“Triple-negative breast cancer is the only type of breast cancer we treat with immunotherapy,” said Stephen Shiao, MD, co-director of the Cancer Therapeutics Program at Cedars-Sinai Cancer and first author of the study. “Unfortunately, only 20% to 30% of patients respond to immunotherapy on its own. Combining it with chemotherapy boosts response to 60% but exposes patients to significant toxicity.”
To determine whether a combination of radiation therapy and immunotherapy would improve patient response, investigators launched a clinical trial. During the trial, they examined tumours from 34 triple-negative breast cancer patients.
Patients underwent biopsies before treatment, after one course of immunotherapy, and after a second course of immunotherapy plus radiation therapy. Investigators then analyzed the biopsied tissues.
They used single-cell genetic profiling to identify the cancer cells and different types of immune cells making up each tumour. They also looked at proteins expressed by cells, mapping their positions and permitting a better understanding of how the different cells interact.
The analysis yielded profiles for three types of responders, Knott said.
“We saw that tumours of patients who didn’t respond at all to pre-surgical therapy had no immune cells in them, and tumours of patients who responded right away to immunotherapy were packed with certain types of immune cells,” Knott said. “That wasn’t surprising. But we found another group of patients with tumors that looked quite similar to the tumours of non-responders, and didn’t respond to the initial round of immunotherapy.
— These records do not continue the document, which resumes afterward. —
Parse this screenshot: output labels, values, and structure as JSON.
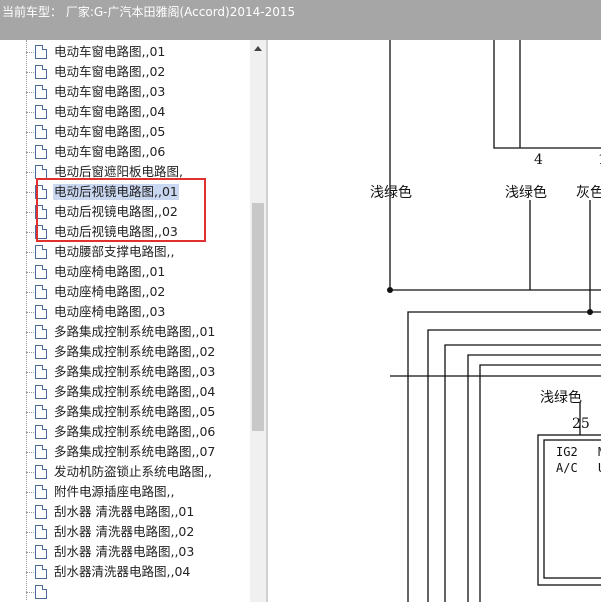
{
  "title_bar": {
    "text": "当前车型：  厂家:G-广汽本田雅阁(Accord)2014-2015"
  },
  "tree": {
    "items": [
      {
        "label": "电动车窗电路图,,01",
        "selected": false
      },
      {
        "label": "电动车窗电路图,,02",
        "selected": false
      },
      {
        "label": "电动车窗电路图,,03",
        "selected": false
      },
      {
        "label": "电动车窗电路图,,04",
        "selected": false
      },
      {
        "label": "电动车窗电路图,,05",
        "selected": false
      },
      {
        "label": "电动车窗电路图,,06",
        "selected": false
      },
      {
        "label": "电动后窗遮阳板电路图,",
        "selected": false
      },
      {
        "label": "电动后视镜电路图,,01",
        "selected": true
      },
      {
        "label": "电动后视镜电路图,,02",
        "selected": false
      },
      {
        "label": "电动后视镜电路图,,03",
        "selected": false
      },
      {
        "label": "电动腰部支撑电路图,,",
        "selected": false
      },
      {
        "label": "电动座椅电路图,,01",
        "selected": false
      },
      {
        "label": "电动座椅电路图,,02",
        "selected": false
      },
      {
        "label": "电动座椅电路图,,03",
        "selected": false
      },
      {
        "label": "多路集成控制系统电路图,,01",
        "selected": false
      },
      {
        "label": "多路集成控制系统电路图,,02",
        "selected": false
      },
      {
        "label": "多路集成控制系统电路图,,03",
        "selected": false
      },
      {
        "label": "多路集成控制系统电路图,,04",
        "selected": false
      },
      {
        "label": "多路集成控制系统电路图,,05",
        "selected": false
      },
      {
        "label": "多路集成控制系统电路图,,06",
        "selected": false
      },
      {
        "label": "多路集成控制系统电路图,,07",
        "selected": false
      },
      {
        "label": "发动机防盗锁止系统电路图,,",
        "selected": false
      },
      {
        "label": "附件电源插座电路图,,",
        "selected": false
      },
      {
        "label": "刮水器 清洗器电路图,,01",
        "selected": false
      },
      {
        "label": "刮水器 清洗器电路图,,02",
        "selected": false
      },
      {
        "label": "刮水器 清洗器电路图,,03",
        "selected": false
      },
      {
        "label": "刮水器清洗器电路图,,04",
        "selected": false
      },
      {
        "label": "",
        "selected": false
      }
    ]
  },
  "diagram": {
    "pin_4": "4",
    "pin_1_partial": "1",
    "wire_label_1": "浅绿色",
    "wire_label_2": "浅绿色",
    "wire_label_3": "灰色",
    "wire_label_4": "浅绿色",
    "pin_25": "25",
    "box_line1": "IG2",
    "box_line2": "A/C",
    "box_line1_partial": "M",
    "box_line2_partial": "U"
  },
  "colors": {
    "highlight_box": "#e03030",
    "selection": "#c9d7f1",
    "title_bar": "#a6a6a6"
  }
}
However, they did respond after the combination of immunotherapy and radiotherapy. After the combination therapy, immune cells invaded the tumours, and the tumours shrank.”
Dan Theodorescu, MD, director of Cedars-Sinai Cancer and the PHASE ONE Distinguished Chair, said that the study’s findings suggest radiotherapy may positively impact immune response in these tumours.
“This study will guide investigators toward the next generation of clinical trials,” Theodorescu said. “The investigators also describe a new framework for mapping the distribution of immune cells within tumours, and that could help us identify new precision medicine approaches for patients with breast and other cancers.”
Investigators’ next task is to find practical ways to identify these responder groups in a clinical setting, via blood samples or other means, to better tailor treatments. They will also explore the possibility of combining radiotherapy with other types of immunotherapy prior to surgery, as a way to improve patient response for high-risk patients, Shiao said.